PSC Fall 2014 Newsletter now available

Next Brown Bag

Mon, March 23
Lundberg, State Care of the Elderly & Labor Supply of Adult Children

Arland Thornton photo

Knowledge and Beliefs about National Development and Developmental Hierarchies: the Viewpoints of Ordinary People in Thirteen Countries

Publication Abstract

Thornton, Arland, Georgina Binstock, Mohammad Jalal Abbasi-Shavazi, Dirgha Ghimire, Arjan Gjonca, Attila Melegh, Colter Mitchell, Mansoor Moaddel, Yu Xie, Li-Shou Yang, Linda Young-DeMarco, and Kathryn Yount. 2012. "Knowledge and Beliefs about National Development and Developmental Hierarchies: the Viewpoints of Ordinary People in Thirteen Countries." Social Science Research, 41(5): 1053-1068.

Scholars and policy makers have for centuries constructed and used developmental hierarchies to characterize different countries. The hypotheses motivating this paper are that such social constructions have been circulated internationally, are constructed similarly in various countries, and follow the social constructions of elite international organizations, such as the United Nations. This paper uses data from 15 surveys in 13 diverse countries to study how developmental hierarchies are understood in everyday life. Our research shows that most people have constructions of developmental hierarchies that are similar across countries and are similar to the developmental hierarchies constructed by the United Nations. These findings suggest that developmental hierarchies are widely understood around the world and are widely available to ordinary people as they make decisions about many aspects of life.

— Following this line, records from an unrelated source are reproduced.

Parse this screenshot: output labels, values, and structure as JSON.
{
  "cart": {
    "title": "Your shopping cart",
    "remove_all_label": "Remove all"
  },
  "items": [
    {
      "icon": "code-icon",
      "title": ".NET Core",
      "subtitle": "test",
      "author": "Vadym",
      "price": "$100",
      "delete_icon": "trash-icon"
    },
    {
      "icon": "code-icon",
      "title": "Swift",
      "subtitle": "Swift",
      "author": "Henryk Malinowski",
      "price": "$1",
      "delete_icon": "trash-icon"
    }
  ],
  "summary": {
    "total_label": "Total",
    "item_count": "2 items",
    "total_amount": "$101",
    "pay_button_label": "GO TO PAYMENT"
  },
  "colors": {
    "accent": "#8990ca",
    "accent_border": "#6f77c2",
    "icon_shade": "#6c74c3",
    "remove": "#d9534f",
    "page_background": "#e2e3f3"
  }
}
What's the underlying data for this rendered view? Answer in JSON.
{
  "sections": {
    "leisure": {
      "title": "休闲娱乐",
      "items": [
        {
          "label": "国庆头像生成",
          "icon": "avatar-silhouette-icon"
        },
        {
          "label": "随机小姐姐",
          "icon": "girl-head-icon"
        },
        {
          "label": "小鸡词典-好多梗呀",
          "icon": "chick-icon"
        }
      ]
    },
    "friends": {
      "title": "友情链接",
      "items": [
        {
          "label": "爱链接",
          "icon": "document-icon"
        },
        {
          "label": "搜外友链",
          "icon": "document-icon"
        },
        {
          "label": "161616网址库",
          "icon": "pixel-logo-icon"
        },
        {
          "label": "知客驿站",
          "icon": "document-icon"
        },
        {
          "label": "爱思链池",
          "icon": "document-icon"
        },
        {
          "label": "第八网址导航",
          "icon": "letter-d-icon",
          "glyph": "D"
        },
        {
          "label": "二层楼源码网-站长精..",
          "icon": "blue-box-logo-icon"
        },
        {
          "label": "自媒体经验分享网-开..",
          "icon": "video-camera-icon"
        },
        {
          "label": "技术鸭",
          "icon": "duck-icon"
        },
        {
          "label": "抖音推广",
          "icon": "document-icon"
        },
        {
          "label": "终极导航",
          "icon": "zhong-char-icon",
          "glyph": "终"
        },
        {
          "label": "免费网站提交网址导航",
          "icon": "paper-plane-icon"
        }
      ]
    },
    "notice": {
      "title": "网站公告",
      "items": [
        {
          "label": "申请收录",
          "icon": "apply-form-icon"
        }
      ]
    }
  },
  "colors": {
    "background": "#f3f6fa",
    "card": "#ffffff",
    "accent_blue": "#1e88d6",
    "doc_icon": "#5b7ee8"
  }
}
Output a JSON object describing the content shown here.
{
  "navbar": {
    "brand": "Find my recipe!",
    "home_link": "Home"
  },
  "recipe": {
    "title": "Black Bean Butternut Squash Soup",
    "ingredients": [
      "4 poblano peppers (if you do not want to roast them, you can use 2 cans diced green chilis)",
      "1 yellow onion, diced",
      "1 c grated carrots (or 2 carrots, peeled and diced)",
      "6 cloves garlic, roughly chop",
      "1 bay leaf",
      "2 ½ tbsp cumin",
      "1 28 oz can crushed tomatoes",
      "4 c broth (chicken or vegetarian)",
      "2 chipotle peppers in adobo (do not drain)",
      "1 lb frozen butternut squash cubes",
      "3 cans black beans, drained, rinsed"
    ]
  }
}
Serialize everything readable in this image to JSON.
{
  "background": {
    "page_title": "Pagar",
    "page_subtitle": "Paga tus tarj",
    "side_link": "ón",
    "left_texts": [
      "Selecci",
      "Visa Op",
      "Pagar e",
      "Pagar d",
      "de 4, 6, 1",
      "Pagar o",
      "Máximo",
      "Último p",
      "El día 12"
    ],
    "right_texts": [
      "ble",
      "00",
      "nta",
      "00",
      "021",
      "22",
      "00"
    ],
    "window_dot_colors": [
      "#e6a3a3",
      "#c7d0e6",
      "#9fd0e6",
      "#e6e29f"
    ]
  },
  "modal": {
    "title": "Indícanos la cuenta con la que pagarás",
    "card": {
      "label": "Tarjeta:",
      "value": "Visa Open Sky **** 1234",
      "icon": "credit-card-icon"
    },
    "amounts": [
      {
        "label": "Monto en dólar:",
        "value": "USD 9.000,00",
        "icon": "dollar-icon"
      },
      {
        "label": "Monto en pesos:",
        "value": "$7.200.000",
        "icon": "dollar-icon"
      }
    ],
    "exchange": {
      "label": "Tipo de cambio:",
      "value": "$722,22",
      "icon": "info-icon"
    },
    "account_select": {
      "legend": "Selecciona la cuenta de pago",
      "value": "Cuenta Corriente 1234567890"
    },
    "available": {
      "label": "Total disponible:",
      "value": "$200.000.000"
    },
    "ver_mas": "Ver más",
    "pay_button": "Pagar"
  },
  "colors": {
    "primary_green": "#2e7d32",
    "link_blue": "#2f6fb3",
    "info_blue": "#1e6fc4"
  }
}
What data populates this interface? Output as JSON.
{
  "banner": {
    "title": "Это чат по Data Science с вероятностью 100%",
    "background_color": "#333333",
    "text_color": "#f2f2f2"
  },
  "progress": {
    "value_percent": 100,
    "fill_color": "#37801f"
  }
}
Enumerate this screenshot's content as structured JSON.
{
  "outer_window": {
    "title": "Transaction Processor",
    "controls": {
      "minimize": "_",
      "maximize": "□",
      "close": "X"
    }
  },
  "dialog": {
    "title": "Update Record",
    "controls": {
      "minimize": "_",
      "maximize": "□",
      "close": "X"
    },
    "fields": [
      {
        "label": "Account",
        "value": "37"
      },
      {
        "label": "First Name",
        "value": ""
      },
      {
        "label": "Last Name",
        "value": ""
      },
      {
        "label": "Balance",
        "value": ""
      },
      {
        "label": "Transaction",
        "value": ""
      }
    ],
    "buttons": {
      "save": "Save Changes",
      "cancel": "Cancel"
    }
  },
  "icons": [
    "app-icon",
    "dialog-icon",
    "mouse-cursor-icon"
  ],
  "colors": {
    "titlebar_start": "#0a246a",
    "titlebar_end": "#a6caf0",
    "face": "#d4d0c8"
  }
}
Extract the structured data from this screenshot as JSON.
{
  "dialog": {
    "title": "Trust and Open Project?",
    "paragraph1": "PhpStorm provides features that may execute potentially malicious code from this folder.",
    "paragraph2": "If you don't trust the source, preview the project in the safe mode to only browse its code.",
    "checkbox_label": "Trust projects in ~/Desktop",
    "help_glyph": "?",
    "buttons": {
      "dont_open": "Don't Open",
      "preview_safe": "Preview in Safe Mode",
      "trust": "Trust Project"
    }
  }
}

DOI:10.1016/j.ssresearch.2012.03.005 (Full Text)

PMCID: PMC3462366. (Pub Med Central)

Browse | Search : All Pubs | Next